Advantage Career Solutions
Richard Phillips, Career Counselor and Coach
Every individual has a place to fill in the world, whether they choose to do so or not.
- Nathanial Hawthorne

What Do You Want To Be When You Grow Up?

A red-tailed hawk soars silently over the forested slopes that stretch west toward the Pacific Ocean, scanning the ground for any movement that would indicate a possible meal. Behind it to the east is a valley filled with people who are also engaged in the pursuit of their next "meal." The physical features of the hawk give it very little choice in the way it hunts. Its heavy body and large wings limit its hunting to areas of strong up drafts that allow it to soar over open ground. Because of its physical and mental restrictions, it never asks, "What do I want to be one I grow up?" It has only one possible path to follow and it must follow this single path or it will not survive.

"What do I want to be when I grow up?" is a uniquely human question because the human species has been gifted with a wider range of potential behaviors and cognitive abilities than any other. Our abilities can be combined in a multitude of ways to achieve results hawks would never dream of. In fact, if "What do I want to be one I grow up?" is asked by someone in the United States, there are approximately 12,000 different answers, at least according to the US Department of Labor which lists that many individual job categories in its Dictionary of Occupational Titles.

With so many choices, it is no wonder that many people who call to inquire about my career counseling services, begin the conversation by saying "I'm calling because I don't know what I want to be when I grow up." Even though they have reached physical in adulthood, they sense that something is missing that defines true human "grownupness." For an animal, such as our red-tailed hawk, a "grownup" can be defined simply by its ability to meet the two criteria of being able to hunt for itself and the ability to mate and produce offspring. The same two criteria also apply to human beings. We also define being grownup as the ability to provide food, clothing, shelter and cable television for ourselves. And we also define adulthood by sexual maturity - the ability to reproduce, although we physically reach this stage before we are really ready to shoulder the responsibility of feeding ourselves, let alone a dependent.

For hawks, the process of growing up is relatively simple because it doesn't involve having to make any choices. This is also true for some human cultures. In these cultures, the need for survival dictates a rigid answer to the question "What do I want to be when I grow up?" There are not a multitude of answers. The answer may well be, "You will grow up to be a great hunter, my son. And you will marry a woman who is a great gatherer. And thus, you will survive."

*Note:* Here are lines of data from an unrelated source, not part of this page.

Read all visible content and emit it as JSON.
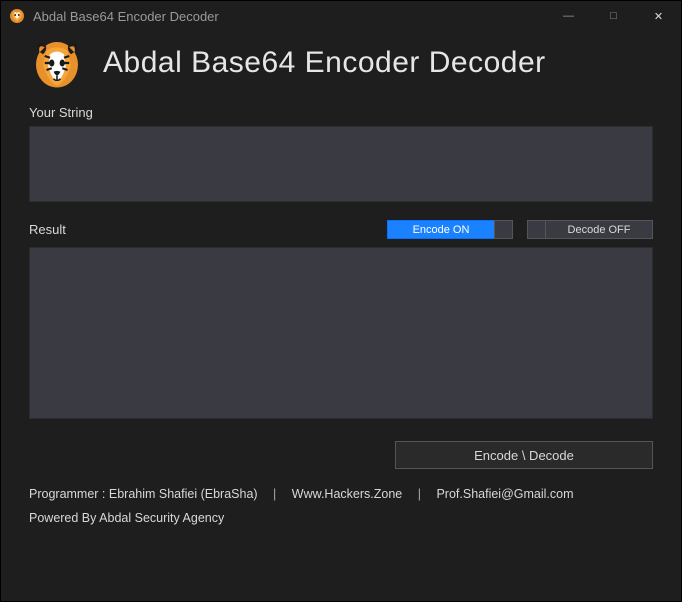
{
  "window": {
    "title": "Abdal Base64 Encoder Decoder"
  },
  "header": {
    "app_title": "Abdal Base64 Encoder Decoder"
  },
  "labels": {
    "input": "Your String",
    "result": "Result"
  },
  "fields": {
    "input_value": "",
    "result_value": ""
  },
  "toggles": {
    "encode_label": "Encode ON",
    "decode_label": "Decode OFF"
  },
  "buttons": {
    "action": "Encode \\ Decode"
  },
  "footer": {
    "programmer_label": "Programmer : Ebrahim Shafiei (EbraSha)",
    "site": "Www.Hackers.Zone",
    "email": "Prof.Shafiei@Gmail.com",
    "powered": "Powered By Abdal Security Agency"
  }
}
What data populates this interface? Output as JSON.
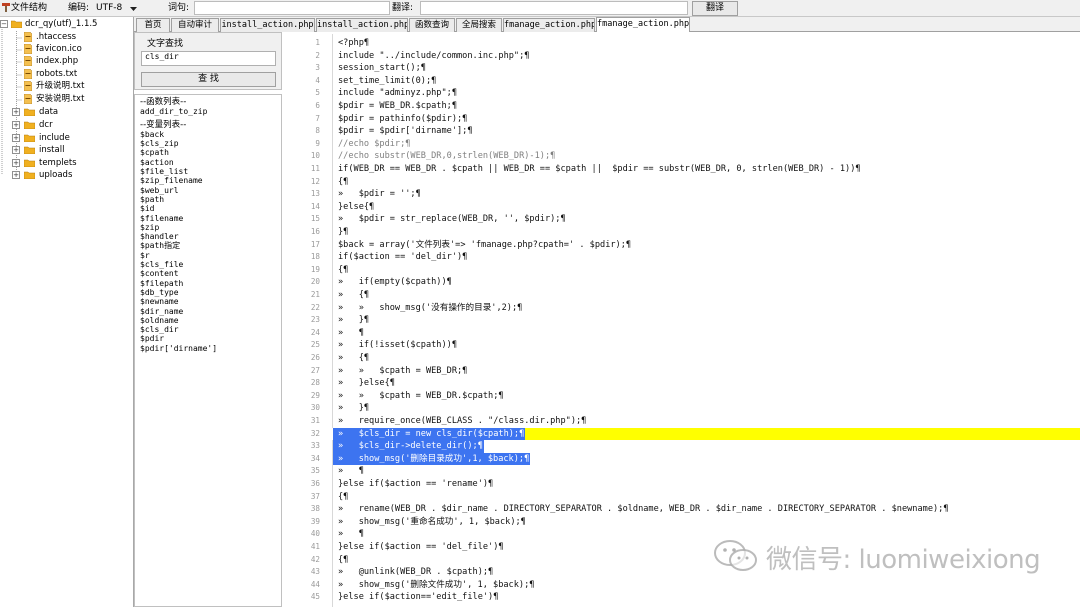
{
  "colors": {
    "highlight": "#ffff00",
    "selection": "#3d74f0",
    "folder": "#f0b020",
    "string": "#0000cc",
    "keyword": "#000080",
    "comment": "#808080"
  },
  "toolbar": {
    "structure_label": "文件结构",
    "encoding_label": "编码:",
    "encoding_value": "UTF-8",
    "word_label": "词句:",
    "word_value": "",
    "translate_label": "翻译:",
    "translate_value": "",
    "translate_button": "翻译"
  },
  "file_tree": {
    "root": "dcr_qy(utf)_1.1.5",
    "items": [
      {
        "label": ".htaccess",
        "kind": "file"
      },
      {
        "label": "favicon.ico",
        "kind": "file"
      },
      {
        "label": "index.php",
        "kind": "file"
      },
      {
        "label": "robots.txt",
        "kind": "file"
      },
      {
        "label": "升级说明.txt",
        "kind": "file"
      },
      {
        "label": "安装说明.txt",
        "kind": "file"
      },
      {
        "label": "data",
        "kind": "folder"
      },
      {
        "label": "dcr",
        "kind": "folder"
      },
      {
        "label": "include",
        "kind": "folder"
      },
      {
        "label": "install",
        "kind": "folder"
      },
      {
        "label": "templets",
        "kind": "folder"
      },
      {
        "label": "uploads",
        "kind": "folder"
      }
    ]
  },
  "tabs": [
    {
      "label": "首页",
      "active": false
    },
    {
      "label": "自动审计",
      "active": false
    },
    {
      "label": "install_action.php",
      "active": false
    },
    {
      "label": "install_action.php",
      "active": false
    },
    {
      "label": "函数查询",
      "active": false
    },
    {
      "label": "全局搜索",
      "active": false
    },
    {
      "label": "fmanage_action.php",
      "active": false
    },
    {
      "label": "fmanage_action.php",
      "active": true
    }
  ],
  "search": {
    "legend": "文字查找",
    "input_value": "cls_dir",
    "button": "查 找"
  },
  "symbols": {
    "functions_header": "--函数列表--",
    "functions": [
      "add_dir_to_zip"
    ],
    "variables_header": "--变量列表--",
    "variables": [
      "$back",
      "$cls_zip",
      "$cpath",
      "$action",
      "$file_list",
      "$zip_filename",
      "$web_url",
      "$path",
      "$id",
      "$filename",
      "$zip",
      "$handler",
      "$path指定",
      "$r",
      "$cls_file",
      "$content",
      "$filepath",
      "$db_type",
      "$newname",
      "$dir_name",
      "$oldname",
      "$cls_dir",
      "$pdir",
      "$pdir['dirname']"
    ]
  },
  "code": {
    "lines": [
      {
        "n": "1",
        "text": "<?php¶"
      },
      {
        "n": "2",
        "text": "include \"../include/common.inc.php\";¶"
      },
      {
        "n": "3",
        "text": "session_start();¶"
      },
      {
        "n": "4",
        "text": "set_time_limit(0);¶"
      },
      {
        "n": "5",
        "text": "include \"adminyz.php\";¶"
      },
      {
        "n": "6",
        "text": "$pdir = WEB_DR.$cpath;¶"
      },
      {
        "n": "7",
        "text": "$pdir = pathinfo($pdir);¶"
      },
      {
        "n": "8",
        "text": "$pdir = $pdir['dirname'];¶"
      },
      {
        "n": "9",
        "text": "//echo $pdir;¶"
      },
      {
        "n": "10",
        "text": "//echo substr(WEB_DR,0,strlen(WEB_DR)-1);¶"
      },
      {
        "n": "11",
        "text": "if(WEB_DR == WEB_DR . $cpath || WEB_DR == $cpath ||  $pdir == substr(WEB_DR, 0, strlen(WEB_DR) - 1))¶"
      },
      {
        "n": "12",
        "text": "{¶"
      },
      {
        "n": "13",
        "text": "»   $pdir = '';¶"
      },
      {
        "n": "14",
        "text": "}else{¶"
      },
      {
        "n": "15",
        "text": "»   $pdir = str_replace(WEB_DR, '', $pdir);¶"
      },
      {
        "n": "16",
        "text": "}¶"
      },
      {
        "n": "17",
        "text": "$back = array('文件列表'=> 'fmanage.php?cpath=' . $pdir);¶"
      },
      {
        "n": "18",
        "text": "if($action == 'del_dir')¶"
      },
      {
        "n": "19",
        "text": "{¶"
      },
      {
        "n": "20",
        "text": "»   if(empty($cpath))¶"
      },
      {
        "n": "21",
        "text": "»   {¶"
      },
      {
        "n": "22",
        "text": "»   »   show_msg('没有操作的目录',2);¶"
      },
      {
        "n": "23",
        "text": "»   }¶"
      },
      {
        "n": "24",
        "text": "»   ¶"
      },
      {
        "n": "25",
        "text": "»   if(!isset($cpath))¶"
      },
      {
        "n": "26",
        "text": "»   {¶"
      },
      {
        "n": "27",
        "text": "»   »   $cpath = WEB_DR;¶"
      },
      {
        "n": "28",
        "text": "»   }else{¶"
      },
      {
        "n": "29",
        "text": "»   »   $cpath = WEB_DR.$cpath;¶"
      },
      {
        "n": "30",
        "text": "»   }¶"
      },
      {
        "n": "31",
        "text": "»   require_once(WEB_CLASS . \"/class.dir.php\");¶"
      },
      {
        "n": "32",
        "text": "»   $cls_dir = new cls_dir($cpath);¶",
        "hl": "yellow-sel"
      },
      {
        "n": "33",
        "text": "»   $cls_dir->delete_dir();¶",
        "hl": "sel"
      },
      {
        "n": "34",
        "text": "»   show_msg('删除目录成功',1, $back);¶",
        "hl": "sel"
      },
      {
        "n": "35",
        "text": "»   ¶"
      },
      {
        "n": "36",
        "text": "}else if($action == 'rename')¶"
      },
      {
        "n": "37",
        "text": "{¶"
      },
      {
        "n": "38",
        "text": "»   rename(WEB_DR . $dir_name . DIRECTORY_SEPARATOR . $oldname, WEB_DR . $dir_name . DIRECTORY_SEPARATOR . $newname);¶"
      },
      {
        "n": "39",
        "text": "»   show_msg('重命名成功', 1, $back);¶"
      },
      {
        "n": "40",
        "text": "»   ¶"
      },
      {
        "n": "41",
        "text": "}else if($action == 'del_file')¶"
      },
      {
        "n": "42",
        "text": "{¶"
      },
      {
        "n": "43",
        "text": "»   @unlink(WEB_DR . $cpath);¶"
      },
      {
        "n": "44",
        "text": "»   show_msg('删除文件成功', 1, $back);¶"
      },
      {
        "n": "45",
        "text": "}else if($action=='edit_file')¶"
      }
    ]
  },
  "watermark": {
    "text": "微信号: luomiweixiong"
  }
}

At one time in history, all humans?had pretty much the same career options. Depending on the local conditions, the choices were hunter, gatherer, farmer, or some combination of the three. In some cultures, those are still the choices. But even in such cultures, rather inappropriately called "primitive", there is present the drive to go beyond mere survival and reproduction to express something uniquely human. Abraham Maslow illustrated this human characteristic with his hierarchy of needs model. At the base level, the fundamental need is survival - the human equivalent of finding enough mice, snakes and ground squirrels to keep the body functioning. In fact, in some cultures, hawks and humans dine on pretty much the same bill-of-fare. Maslow showed, however, that once we've gorged ourselves on the human equivalent of "mouse McNuggets", we begin to ask ourselves bigger questions than "Should I boil or fry the mice tonight?" And this is often when we discover that we don't feel we are truly grownup yet.

When people call me and say they don't know what they want to be when they grow up, they aren't usually referring to the aspect of "grownupness" that has to do with survival. Often, they've been very successful at "surviving", and they have all the latest toys to prove it. But even when putting food on the table is a primary concern, they want to do it through work that makes them feel they are truly "grownup."

How does it feel when we are truly grown up? First, when we are performing our true grown up work, we get enjoyment from the tasks themselves, performed for their own sake, and not for the result that will follow. It is the difference between preparing food because we enjoy the task of preparation, rather than just because we have to eat. The second dimension of true grown up work is how we view the results of our efforts. When we look upon the finished meal, the completed spreadsheet, whatever it is that is the tangible demonstration of our skills, how do we feel? Do we look with satisfaction - the feeling of contentment and completeness - and say "Yes, my work is the successful expression of my skills used to do what the task demanded of me."?

When people call me up and say they want to do "grown up" work, they are acknowledging the need to feel enjoyment while doing the work and have satisfaction when the results are achieved. Their first challenge is to discover what specific skills and interests they most enjoy developing and using. The second challenge is to find the avenue by which they can use these talents in the world in a productive way. When they've met those two challenges, they've answered the question "What do I want to do when I grow up?"

I offer a free 30 minute telephone session to help you get started toward solving your career challenges - such as getting what you really want. The session is an opportunity for you to talk with a professional counselor and coach about what you want from your career or job and to get some initial feedback on what some solutions might be. It is also gives you the chance to experience my counseling style to see if I'm someone you'd like to have help you.

Interested? Just click Getting Started to get some details of what to expect and how to prepare.